The county board voted in October to approve a court fee for CASA funding. This fee went into effect on December 1, but CASA volunteers don’t plan to rely on these funds for several more months.

“It takes a while for it to actually be collected,” said Clairice Hetzler, Executive Director of the Advocacy Network for Children.

The Advocacy Network for Children oversees CASA in McDonough County along with similar programs in eight other counties in the area.

The CASA program started in McDonough County in July 2011 and has relied on grants and donations from community groups to support its 16 volunteers.

While county funding will be a beneficial source for the program, the new court fee may not be the solution to CASA’s financial need.

“We need to do our own fundraising to make [the program] self-supporting,” said Patricia Walton, an Associate Judge in the Ninth Judicial Circuit and supporter of the CASA program.

Judge Patricia Walton

“We need to be able to take care of our own program and our own children in McDonough County.”

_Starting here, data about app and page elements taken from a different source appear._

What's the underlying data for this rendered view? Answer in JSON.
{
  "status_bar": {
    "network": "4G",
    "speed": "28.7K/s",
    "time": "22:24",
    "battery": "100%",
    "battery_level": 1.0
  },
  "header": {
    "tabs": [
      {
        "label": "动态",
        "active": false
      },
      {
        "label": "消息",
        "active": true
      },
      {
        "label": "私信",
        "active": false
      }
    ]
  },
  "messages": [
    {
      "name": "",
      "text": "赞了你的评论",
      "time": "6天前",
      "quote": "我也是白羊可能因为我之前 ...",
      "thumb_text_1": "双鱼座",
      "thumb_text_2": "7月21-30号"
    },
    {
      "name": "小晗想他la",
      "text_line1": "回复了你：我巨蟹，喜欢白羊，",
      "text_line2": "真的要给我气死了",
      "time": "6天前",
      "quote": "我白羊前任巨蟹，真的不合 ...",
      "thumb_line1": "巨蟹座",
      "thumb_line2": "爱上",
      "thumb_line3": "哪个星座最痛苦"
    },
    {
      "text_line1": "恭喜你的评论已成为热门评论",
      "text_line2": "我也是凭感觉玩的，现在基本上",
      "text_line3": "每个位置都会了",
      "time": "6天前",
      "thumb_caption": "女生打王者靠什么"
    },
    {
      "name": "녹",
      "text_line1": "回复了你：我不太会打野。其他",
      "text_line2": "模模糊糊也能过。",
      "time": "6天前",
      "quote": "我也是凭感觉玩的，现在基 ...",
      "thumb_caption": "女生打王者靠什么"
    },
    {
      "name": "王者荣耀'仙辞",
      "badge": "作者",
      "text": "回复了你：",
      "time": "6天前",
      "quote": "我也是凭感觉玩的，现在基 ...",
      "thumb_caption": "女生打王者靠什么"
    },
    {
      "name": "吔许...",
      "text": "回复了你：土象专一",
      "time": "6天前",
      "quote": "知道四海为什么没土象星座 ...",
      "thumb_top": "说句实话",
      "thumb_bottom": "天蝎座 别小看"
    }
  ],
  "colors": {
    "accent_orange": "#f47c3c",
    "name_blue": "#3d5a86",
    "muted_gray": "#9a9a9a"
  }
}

CASA works with children and their non-offending family members to represent the best interest of the child in the court system.

Because Macomb no longer has a branch of the Department of Child and Family Services, Judge Walton said that the CASA program is an important part of the court system.

“CASA volunteers are the eyes and ears of the court,” said Judge Walton. “They have the opportunity to… provide a lot of information that perhaps a caseworker who is overloaded cannot. So it’s really critical to keeping children safe in our community.”